Student Loan Delinquency Highest Among 40 Year-Olds


Middle Age Student Debt

We typically think of student loan debt as an issue that plagues 20- and 30-year-olds. But a report from the Federal Reserve Bank of New York reveals that it is actually 40-somethings that have the highest student loan delinquency rate of any age group.

According to the report, one third of the U.S.’s $900 billion in student debt is held by Americans over 40 and nearly 12% of people age 40-49 have fallen behind on student loan repayments by 90 days or more.

Here is how student loan delinquency compares among age groups:

  • 9.4% delinquency rate for those in their 50s
  • 11.9% delinquency rate for those in their 40s
  • 9.1% delinquency rate for those in their 30s
  • 6.2% delinquency rate for those under 30 years old

Why student loan debt afflicts the middle-aged

Surprising as it may be, at first glance there are several reasons why student loan debt hits forty-somethings the hardest. From pressures of being among the “sandwich generation” to the costs of returning to school later in life, student debt can continue to stack up during this life phase.

Financial burden of children & parents

As of December 2012, the average unemployment rate for Americans age 45-54 was 5.8%. This is actually the lowest rate of unemployment for any age group – the problem is, this generation is often left to pick up the pieces for their struggling children and parents.

According to a report form Pew Research Center, 48% of adults ages 40-59 have provided some financial support to at least one grown child in the past year. Another 27% have provided primary support for a grown child. And 15% of middle-aged adults are providing financial support to both an aging parent and a child.

More adults going back to school

According to the National Center for Education Statistics, in 2010, 3.9 million people ages 35 and over were in degree-granting institutions, which was up 20% form 2006. Just like with young people, it’s not uncommon for middle-aged students to stack up debt thanks to these post-secondary education costs.

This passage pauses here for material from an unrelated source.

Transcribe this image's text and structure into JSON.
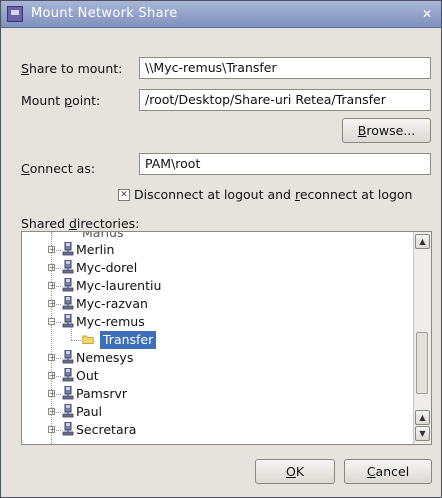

To get an idea of what this situation looks like, we talked with David Dewhirst, a business owner who recently went back to school to complete a B.S. in Computer Science. “I have somewhere around $90,000 dollars of standard and private student loans currently,” he says. “I’ll be 45 this year and at my current pace the repayment plan looks ENDLESS.” Despite the monstrous debt, Dewhirst says he wouldn’t hesitate to do it all over again. “Since graduating, I worked professionally for several years as a software engineer and now run my own company. My degree and the education behind it have opened unbelievable doors and created unbelievable opportunities for me.”

For 40-somethings dealing with new student loan balances from having returned to school, this added financial burden can be seen as an investment. With luck, their new training and degrees may open new opportunities that weren’t available before they went back to school – and incurred new loan debts.




Briana Fabbri is a personal lending expert and knows the benefits of great budgeting. She currently works as Head of UK Business for Enova International.